Safety Tips Chemical safety

Working safely with bleach

Image: Richard Villalonundefined underfined/iStockphoto

Bleach is a chemical that is diluted and used as a cleaning agent to kill bacteria, fungi and viruses. Handling bleach requires caution and care because it’s corrosive, which means it can irritate or burn the skin and eyes, according to the Canadian Center for Occupational Health and Safety.

When mixed with certain chemicals or cleaners, bleach can create toxic gases that may cause lung damage and even death.

Employers should take precautions to help keep workers safe from bleach-related hazards, CCOHS notes, including:
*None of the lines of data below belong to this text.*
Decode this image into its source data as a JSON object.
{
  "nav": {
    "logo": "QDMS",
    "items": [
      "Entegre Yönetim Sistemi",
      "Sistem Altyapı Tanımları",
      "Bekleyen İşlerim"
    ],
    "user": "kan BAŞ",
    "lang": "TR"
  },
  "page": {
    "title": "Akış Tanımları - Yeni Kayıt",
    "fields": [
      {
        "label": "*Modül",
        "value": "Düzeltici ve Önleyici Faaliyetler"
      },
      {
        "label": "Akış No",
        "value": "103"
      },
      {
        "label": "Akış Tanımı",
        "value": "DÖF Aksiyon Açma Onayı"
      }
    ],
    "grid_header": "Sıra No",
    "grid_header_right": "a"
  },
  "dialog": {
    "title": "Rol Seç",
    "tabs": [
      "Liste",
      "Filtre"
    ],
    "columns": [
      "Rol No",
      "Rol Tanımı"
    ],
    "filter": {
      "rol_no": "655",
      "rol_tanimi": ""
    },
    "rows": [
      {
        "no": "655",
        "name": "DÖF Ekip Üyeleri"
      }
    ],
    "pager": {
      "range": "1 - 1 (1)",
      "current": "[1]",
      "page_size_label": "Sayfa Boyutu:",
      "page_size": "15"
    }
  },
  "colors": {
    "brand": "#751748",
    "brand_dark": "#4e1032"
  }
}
  • Substitute a less-hazardous product when possible.
  • Teach workers how to safely use and store bleach and what to do in case of an emergency.
  • Follow the manufacturer’s instructions on the label or Safety Data Sheet.
  • Never use bleach in a container that doesn’t have a legible label.
  • Know how to properly dilute bleach. For example, always pour bleach into water – never the other way around.
  • Never mix bleach with other products, particularly other cleaners that contain ammonia.
  • Work in a well-ventilated area. Use fans and keep doors and windows open.
  • Wear personal protective equipment, including respiratory protection, gloves, goggles and faceshields.
  • Know that not all gloves can protect workers in every situation.
  • Wear clothing, such as long-sleeved shirts, that covers your skin in case the bleach spills or splashes.
  • Keep bleach stored in a cool, dry place away from direct sunlight and heat. Close the lid tightly after use.
  • Keep away from metals.
  • Refrain from eating, drinking or smoking while using bleach, and thoroughly wash your hands with soap and water after use.

Post a comment to this article

Safety+Health welcomes comments that promote respectful dialogue. Please stay on topic. Comments that contain personal attacks, profanity or abusive language – or those aggressively promoting products or services – will be removed. We reserve the right to determine which comments violate our comment policy. (Anonymous comments are welcome; merely skip the “name” field in the comment box. An email address is required but will not be included with your comment.)